According to a Discovery News article, researches modified a fingerless biker glove by adding 17 electrically sensitive patches over major muscle groups in the hand and lower arm.
The detected muscle movements are then wireless transmitted to a computer which make the data analysis of translating the different changes on the muscles into written words – if the program is trained to interpret them as text writing.
The current prototype setup manages a 63 percent accuracy by only five repetition/training sessions per letter. After 35 repetitions, the computers accuracy hit 97 percent.
A quite impressive result which I remember is similar to the early voice recognition programs for the computer market.
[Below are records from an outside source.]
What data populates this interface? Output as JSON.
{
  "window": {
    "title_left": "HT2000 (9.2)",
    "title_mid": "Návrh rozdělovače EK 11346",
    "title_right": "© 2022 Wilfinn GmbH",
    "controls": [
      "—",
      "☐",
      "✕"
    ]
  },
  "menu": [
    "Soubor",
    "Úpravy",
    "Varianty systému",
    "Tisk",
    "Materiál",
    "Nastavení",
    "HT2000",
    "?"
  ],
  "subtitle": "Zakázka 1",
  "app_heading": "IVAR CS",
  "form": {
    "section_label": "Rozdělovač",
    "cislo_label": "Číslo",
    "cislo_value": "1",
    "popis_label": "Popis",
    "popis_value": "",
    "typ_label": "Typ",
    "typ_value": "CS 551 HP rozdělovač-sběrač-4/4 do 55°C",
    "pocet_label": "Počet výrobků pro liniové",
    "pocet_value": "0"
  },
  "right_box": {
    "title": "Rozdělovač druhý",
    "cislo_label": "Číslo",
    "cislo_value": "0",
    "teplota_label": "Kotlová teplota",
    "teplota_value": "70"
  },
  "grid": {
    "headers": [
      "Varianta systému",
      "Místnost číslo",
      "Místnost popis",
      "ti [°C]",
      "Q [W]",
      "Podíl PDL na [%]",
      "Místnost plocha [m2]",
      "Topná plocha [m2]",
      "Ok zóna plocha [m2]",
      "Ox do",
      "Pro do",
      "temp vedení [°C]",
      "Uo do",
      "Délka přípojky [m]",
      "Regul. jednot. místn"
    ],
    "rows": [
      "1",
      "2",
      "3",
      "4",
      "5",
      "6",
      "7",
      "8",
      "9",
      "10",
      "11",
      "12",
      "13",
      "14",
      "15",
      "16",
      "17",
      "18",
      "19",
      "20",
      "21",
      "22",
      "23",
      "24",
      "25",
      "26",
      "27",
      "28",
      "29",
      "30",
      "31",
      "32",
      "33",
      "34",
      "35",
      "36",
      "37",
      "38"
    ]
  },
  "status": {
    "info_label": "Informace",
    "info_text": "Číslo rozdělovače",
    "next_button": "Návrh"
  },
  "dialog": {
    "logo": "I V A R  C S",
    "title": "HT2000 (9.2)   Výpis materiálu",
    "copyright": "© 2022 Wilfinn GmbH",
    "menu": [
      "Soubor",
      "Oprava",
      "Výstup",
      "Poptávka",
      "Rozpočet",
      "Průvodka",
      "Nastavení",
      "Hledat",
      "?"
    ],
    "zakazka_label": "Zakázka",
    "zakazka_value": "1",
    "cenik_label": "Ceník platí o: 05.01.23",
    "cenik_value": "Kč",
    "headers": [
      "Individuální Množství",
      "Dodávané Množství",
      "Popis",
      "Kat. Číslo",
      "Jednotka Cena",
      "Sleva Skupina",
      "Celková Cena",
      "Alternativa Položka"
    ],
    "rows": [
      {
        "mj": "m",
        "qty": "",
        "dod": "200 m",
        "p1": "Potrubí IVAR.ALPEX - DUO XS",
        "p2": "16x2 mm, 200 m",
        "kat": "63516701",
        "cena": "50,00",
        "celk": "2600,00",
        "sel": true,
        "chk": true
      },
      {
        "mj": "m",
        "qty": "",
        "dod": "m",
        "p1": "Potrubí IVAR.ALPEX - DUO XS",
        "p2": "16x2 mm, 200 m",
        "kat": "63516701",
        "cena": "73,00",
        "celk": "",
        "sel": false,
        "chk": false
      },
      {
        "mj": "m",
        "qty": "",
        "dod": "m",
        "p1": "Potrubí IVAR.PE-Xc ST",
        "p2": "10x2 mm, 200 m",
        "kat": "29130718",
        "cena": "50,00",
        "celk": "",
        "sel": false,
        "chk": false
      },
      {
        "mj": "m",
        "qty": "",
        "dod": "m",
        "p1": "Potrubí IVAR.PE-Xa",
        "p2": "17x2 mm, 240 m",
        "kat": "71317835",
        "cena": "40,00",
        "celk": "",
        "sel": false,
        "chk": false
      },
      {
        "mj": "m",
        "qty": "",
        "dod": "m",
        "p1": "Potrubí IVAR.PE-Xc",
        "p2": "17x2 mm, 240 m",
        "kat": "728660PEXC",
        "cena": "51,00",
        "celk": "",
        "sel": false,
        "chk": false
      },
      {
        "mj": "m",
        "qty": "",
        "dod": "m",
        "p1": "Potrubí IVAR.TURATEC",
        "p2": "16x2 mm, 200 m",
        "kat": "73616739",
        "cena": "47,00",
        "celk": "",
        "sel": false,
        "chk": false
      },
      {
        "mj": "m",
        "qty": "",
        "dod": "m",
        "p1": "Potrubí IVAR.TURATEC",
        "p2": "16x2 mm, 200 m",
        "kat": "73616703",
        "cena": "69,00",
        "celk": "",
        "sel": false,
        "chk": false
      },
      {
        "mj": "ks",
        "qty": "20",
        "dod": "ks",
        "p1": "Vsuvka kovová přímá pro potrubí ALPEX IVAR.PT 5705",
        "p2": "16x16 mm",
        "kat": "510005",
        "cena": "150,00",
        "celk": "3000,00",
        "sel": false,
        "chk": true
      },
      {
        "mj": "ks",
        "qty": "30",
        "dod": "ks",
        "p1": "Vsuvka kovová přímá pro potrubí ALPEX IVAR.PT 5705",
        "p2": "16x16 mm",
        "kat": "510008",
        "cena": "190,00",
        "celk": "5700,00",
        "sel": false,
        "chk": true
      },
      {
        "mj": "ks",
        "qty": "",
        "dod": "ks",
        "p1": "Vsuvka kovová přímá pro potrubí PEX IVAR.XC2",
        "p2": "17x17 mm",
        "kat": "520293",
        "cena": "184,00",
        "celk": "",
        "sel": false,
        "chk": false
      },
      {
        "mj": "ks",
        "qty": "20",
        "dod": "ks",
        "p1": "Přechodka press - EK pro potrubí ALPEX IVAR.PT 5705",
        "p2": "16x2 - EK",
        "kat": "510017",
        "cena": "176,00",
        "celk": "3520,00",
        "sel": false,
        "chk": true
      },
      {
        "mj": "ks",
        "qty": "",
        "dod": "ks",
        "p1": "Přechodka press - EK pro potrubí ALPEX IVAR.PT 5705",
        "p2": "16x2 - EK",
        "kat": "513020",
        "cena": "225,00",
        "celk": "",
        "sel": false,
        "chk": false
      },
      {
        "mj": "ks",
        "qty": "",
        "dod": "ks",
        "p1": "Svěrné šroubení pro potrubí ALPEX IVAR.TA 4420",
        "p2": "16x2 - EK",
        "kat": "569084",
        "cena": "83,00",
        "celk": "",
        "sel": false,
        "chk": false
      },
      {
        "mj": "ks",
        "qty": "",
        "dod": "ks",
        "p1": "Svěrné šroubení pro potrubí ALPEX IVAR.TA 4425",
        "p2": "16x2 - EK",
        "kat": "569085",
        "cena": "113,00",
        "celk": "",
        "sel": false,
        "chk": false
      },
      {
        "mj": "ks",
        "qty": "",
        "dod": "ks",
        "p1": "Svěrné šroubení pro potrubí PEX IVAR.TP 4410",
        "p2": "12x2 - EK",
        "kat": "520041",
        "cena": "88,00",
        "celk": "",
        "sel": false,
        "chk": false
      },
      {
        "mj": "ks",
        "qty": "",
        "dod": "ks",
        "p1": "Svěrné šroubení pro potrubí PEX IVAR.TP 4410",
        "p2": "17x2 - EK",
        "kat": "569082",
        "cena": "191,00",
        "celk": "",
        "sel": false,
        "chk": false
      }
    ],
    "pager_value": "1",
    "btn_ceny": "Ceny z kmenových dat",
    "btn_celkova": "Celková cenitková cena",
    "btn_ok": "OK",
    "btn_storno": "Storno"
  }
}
Michael Linderman, a neuroscientist and co-author of the article published in the journal Public Library of Science One (PLoS), creating a commercial glove using Bluetooth to write one-handed text messages wouldn’t be difficult.
The only concern he has is the estimated cost of such smart air writing glove which is in the area of $100.-
If this turns out this is too expensive for the texting community, there is the option to use this technology for the medical area to detect for example the early stages of the Parkinson diseases as handwriting consists of memory, knowledge, cognition and dexterity, a process that is very sensitive to the general state of the nervous system.